Would you find each line in the entries below with the string "text" and copy it?
##### Dataset records #####
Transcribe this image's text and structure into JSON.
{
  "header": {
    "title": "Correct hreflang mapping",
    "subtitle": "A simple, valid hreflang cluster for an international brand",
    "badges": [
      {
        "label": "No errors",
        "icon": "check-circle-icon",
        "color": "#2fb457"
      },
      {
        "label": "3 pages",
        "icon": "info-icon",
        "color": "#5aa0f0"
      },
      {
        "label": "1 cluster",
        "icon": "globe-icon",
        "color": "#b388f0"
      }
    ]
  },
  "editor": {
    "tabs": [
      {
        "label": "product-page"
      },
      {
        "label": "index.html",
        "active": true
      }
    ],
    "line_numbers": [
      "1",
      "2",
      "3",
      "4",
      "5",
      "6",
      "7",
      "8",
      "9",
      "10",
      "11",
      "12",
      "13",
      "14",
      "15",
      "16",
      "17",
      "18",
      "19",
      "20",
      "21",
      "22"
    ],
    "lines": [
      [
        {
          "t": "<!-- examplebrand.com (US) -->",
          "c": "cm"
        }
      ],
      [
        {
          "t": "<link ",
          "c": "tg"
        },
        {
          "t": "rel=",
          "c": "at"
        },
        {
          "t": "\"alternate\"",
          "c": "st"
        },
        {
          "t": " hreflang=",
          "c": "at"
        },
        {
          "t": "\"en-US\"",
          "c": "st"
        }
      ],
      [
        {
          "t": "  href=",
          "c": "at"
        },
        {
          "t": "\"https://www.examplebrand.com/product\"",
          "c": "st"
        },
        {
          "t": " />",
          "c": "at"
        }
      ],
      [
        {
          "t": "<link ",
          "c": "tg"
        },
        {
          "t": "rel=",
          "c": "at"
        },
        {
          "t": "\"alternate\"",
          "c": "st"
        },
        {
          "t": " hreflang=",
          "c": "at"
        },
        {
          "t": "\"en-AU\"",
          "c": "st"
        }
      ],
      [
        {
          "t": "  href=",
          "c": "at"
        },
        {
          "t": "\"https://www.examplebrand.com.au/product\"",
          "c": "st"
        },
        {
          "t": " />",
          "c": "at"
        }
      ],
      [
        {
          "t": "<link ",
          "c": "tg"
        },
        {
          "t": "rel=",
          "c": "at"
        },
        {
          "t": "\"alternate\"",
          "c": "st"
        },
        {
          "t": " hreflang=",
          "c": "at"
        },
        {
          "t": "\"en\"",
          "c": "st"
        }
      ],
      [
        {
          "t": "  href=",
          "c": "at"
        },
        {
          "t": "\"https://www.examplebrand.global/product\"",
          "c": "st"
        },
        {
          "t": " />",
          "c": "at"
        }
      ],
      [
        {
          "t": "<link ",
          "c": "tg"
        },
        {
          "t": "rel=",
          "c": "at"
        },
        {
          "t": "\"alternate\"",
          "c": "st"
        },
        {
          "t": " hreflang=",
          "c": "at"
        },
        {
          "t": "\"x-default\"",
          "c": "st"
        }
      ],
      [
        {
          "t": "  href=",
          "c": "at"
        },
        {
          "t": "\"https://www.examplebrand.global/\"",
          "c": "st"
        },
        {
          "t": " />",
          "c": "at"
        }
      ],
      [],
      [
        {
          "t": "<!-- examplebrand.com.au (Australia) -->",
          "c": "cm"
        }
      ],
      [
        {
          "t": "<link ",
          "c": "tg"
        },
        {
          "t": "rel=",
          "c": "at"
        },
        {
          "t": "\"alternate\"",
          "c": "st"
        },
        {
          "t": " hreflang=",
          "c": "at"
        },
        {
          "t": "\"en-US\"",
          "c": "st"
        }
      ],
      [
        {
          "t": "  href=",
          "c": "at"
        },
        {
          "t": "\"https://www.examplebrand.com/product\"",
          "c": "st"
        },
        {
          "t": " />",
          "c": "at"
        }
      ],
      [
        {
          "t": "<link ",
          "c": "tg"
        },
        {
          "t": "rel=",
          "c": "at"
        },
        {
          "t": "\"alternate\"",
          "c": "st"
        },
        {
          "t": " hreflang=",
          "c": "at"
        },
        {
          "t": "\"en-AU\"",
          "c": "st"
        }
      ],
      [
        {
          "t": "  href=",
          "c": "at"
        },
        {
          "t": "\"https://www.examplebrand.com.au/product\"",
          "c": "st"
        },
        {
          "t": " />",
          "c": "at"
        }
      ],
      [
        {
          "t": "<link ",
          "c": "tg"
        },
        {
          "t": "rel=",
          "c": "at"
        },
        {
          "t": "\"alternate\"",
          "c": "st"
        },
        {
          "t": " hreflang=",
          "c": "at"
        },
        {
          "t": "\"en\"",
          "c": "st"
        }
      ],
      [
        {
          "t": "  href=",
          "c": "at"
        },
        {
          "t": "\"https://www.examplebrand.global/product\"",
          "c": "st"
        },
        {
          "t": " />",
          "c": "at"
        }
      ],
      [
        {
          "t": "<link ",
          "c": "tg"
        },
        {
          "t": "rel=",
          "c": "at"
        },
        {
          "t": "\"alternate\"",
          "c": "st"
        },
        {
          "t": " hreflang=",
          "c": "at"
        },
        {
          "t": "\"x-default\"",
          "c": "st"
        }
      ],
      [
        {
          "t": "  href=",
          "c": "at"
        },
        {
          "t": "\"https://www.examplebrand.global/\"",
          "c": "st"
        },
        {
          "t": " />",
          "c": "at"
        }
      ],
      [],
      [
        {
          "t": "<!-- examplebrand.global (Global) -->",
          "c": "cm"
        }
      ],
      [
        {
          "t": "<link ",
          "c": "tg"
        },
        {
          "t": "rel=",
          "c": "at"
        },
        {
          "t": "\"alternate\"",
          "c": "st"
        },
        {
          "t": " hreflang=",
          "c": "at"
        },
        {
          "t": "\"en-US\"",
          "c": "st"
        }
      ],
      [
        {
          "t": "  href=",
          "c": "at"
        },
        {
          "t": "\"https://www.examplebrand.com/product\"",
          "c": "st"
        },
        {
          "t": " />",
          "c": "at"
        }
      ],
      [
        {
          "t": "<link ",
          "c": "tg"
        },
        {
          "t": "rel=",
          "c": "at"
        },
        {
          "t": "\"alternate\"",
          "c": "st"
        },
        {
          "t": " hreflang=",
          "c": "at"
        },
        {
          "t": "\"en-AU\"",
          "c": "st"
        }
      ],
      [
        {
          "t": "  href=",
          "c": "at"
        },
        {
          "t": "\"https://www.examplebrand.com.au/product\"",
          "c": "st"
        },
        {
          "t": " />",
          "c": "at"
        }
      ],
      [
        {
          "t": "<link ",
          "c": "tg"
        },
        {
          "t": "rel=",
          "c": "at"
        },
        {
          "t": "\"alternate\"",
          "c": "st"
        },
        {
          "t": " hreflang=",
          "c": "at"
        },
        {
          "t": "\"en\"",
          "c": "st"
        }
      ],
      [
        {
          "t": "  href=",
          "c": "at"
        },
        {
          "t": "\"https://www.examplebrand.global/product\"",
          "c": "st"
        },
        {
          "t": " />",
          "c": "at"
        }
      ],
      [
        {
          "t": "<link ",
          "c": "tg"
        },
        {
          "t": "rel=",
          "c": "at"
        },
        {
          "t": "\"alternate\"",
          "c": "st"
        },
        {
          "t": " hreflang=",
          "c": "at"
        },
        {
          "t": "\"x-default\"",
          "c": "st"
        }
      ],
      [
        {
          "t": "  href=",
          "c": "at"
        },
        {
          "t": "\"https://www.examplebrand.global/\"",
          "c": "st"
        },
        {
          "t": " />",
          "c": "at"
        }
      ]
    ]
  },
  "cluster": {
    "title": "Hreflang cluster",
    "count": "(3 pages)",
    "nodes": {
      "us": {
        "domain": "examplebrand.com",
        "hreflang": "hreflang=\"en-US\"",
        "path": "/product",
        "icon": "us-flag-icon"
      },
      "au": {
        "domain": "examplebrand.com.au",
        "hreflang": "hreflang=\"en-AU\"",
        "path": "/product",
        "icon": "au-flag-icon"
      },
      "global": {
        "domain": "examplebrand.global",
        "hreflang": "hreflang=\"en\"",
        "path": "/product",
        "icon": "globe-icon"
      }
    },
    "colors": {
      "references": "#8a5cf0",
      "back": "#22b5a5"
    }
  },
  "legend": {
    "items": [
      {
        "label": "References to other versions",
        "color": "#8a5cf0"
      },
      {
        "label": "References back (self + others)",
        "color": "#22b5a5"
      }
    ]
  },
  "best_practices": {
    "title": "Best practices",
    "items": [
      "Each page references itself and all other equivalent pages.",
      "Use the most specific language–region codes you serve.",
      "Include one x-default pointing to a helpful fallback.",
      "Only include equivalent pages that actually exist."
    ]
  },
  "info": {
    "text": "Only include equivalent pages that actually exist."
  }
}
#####
## Answer to this exercise
Transcribe this image's text and structure into JSON.
    "text": "Only include equivalent pages that actually exist."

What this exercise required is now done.